> [YOUR OBJECTIVE]:
Check every line of the material below for the string "entered", and return the ones that have it.

'''

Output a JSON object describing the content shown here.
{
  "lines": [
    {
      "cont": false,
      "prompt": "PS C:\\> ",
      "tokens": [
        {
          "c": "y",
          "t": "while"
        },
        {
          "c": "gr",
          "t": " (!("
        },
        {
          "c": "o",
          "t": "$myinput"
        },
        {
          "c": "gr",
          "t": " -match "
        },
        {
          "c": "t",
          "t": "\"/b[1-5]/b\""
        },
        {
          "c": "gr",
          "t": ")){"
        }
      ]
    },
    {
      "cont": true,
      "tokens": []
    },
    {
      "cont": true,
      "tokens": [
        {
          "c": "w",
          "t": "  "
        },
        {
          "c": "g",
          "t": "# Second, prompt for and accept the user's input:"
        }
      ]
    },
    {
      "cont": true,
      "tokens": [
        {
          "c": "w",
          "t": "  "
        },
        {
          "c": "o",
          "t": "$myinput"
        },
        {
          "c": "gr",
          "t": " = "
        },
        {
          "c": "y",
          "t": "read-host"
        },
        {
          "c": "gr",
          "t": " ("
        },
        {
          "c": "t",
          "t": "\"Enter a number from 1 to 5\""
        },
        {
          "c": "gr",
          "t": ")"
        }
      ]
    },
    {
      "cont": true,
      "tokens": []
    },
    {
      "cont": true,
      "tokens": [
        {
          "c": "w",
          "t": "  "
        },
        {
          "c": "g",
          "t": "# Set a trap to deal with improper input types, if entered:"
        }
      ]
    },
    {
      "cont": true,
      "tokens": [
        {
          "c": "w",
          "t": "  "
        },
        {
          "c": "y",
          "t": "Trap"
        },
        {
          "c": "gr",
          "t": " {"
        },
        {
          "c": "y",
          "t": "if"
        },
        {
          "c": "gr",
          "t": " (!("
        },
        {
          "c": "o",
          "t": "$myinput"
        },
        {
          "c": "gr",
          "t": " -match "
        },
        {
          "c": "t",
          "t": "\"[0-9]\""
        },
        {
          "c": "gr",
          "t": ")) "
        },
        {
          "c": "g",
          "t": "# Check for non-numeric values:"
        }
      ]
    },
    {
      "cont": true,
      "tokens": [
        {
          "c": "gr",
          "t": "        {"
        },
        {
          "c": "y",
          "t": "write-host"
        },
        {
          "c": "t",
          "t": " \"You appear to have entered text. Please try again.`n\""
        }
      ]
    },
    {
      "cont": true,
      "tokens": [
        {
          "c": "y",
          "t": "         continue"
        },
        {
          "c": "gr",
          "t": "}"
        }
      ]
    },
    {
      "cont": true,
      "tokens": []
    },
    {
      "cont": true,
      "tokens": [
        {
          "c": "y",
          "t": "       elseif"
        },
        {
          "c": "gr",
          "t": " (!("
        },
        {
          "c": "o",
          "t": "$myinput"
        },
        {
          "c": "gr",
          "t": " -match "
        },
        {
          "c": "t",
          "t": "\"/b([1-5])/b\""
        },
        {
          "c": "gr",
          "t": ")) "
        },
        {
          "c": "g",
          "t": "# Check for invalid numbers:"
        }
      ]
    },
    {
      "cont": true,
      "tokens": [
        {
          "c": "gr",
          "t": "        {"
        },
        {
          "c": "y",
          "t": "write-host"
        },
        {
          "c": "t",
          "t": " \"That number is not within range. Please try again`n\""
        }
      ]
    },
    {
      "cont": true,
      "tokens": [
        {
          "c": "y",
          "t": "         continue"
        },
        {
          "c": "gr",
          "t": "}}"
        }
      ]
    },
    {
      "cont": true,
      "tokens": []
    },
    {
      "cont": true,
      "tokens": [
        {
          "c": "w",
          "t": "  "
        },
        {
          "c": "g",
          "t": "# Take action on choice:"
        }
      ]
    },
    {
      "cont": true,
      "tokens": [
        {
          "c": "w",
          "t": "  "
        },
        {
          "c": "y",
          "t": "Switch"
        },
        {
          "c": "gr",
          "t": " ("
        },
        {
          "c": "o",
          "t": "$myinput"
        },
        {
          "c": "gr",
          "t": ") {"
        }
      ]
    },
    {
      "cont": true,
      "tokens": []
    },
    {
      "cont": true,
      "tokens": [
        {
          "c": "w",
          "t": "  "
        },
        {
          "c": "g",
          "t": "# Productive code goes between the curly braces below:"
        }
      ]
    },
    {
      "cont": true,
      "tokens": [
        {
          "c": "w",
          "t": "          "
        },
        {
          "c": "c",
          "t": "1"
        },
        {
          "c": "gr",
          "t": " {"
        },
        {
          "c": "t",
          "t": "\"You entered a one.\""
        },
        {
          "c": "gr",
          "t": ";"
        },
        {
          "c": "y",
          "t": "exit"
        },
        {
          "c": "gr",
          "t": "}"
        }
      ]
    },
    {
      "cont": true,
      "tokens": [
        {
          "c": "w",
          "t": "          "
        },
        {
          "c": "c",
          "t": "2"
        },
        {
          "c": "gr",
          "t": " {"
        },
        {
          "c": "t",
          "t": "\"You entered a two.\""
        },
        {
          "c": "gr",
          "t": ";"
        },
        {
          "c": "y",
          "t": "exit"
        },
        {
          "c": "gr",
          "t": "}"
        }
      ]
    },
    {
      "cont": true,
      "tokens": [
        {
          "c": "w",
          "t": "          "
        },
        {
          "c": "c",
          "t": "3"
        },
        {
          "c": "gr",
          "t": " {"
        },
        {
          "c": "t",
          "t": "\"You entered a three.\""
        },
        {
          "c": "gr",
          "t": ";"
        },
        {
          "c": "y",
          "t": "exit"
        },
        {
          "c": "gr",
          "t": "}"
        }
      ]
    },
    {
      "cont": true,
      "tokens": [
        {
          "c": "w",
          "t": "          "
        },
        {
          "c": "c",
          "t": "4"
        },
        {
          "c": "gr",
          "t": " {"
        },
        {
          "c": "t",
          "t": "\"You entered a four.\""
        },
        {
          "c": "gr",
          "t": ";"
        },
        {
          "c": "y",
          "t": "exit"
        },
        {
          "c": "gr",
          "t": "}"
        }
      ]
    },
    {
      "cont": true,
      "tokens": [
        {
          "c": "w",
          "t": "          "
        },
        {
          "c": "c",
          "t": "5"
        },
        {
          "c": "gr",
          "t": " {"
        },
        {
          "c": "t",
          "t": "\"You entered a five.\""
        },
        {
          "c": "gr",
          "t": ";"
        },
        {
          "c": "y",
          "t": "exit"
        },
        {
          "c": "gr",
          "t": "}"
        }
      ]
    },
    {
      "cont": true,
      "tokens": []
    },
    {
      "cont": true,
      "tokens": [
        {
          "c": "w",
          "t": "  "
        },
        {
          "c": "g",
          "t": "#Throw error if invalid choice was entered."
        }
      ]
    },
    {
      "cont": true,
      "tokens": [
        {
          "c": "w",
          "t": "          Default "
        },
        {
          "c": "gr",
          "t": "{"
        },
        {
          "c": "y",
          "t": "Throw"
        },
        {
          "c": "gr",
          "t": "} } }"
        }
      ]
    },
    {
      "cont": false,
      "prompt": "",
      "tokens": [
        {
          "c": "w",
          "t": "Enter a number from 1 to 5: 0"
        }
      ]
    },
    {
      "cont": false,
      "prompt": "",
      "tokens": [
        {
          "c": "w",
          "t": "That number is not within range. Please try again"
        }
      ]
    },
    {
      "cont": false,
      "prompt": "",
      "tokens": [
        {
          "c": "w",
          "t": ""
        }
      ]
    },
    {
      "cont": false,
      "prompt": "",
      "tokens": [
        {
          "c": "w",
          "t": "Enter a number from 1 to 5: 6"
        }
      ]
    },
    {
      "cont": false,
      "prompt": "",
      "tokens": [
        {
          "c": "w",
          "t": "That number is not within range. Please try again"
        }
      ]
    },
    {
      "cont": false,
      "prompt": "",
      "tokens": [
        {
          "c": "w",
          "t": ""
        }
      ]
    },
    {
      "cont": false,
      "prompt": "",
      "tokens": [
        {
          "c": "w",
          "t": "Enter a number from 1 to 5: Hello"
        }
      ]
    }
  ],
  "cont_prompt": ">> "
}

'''

> [YOUR RESPONSE]:
          "t": "# Set a trap to deal with improper input types, if entered:"
          "t": " \"You appear to have entered text. Please try again.`n\""
          "t": "\"You entered a one.\""
          "t": "\"You entered a two.\""
          "t": "\"You entered a three.\""
          "t": "\"You entered a four.\""
          "t": "\"You entered a five.\""
          "t": "#Throw error if invalid choice was entered."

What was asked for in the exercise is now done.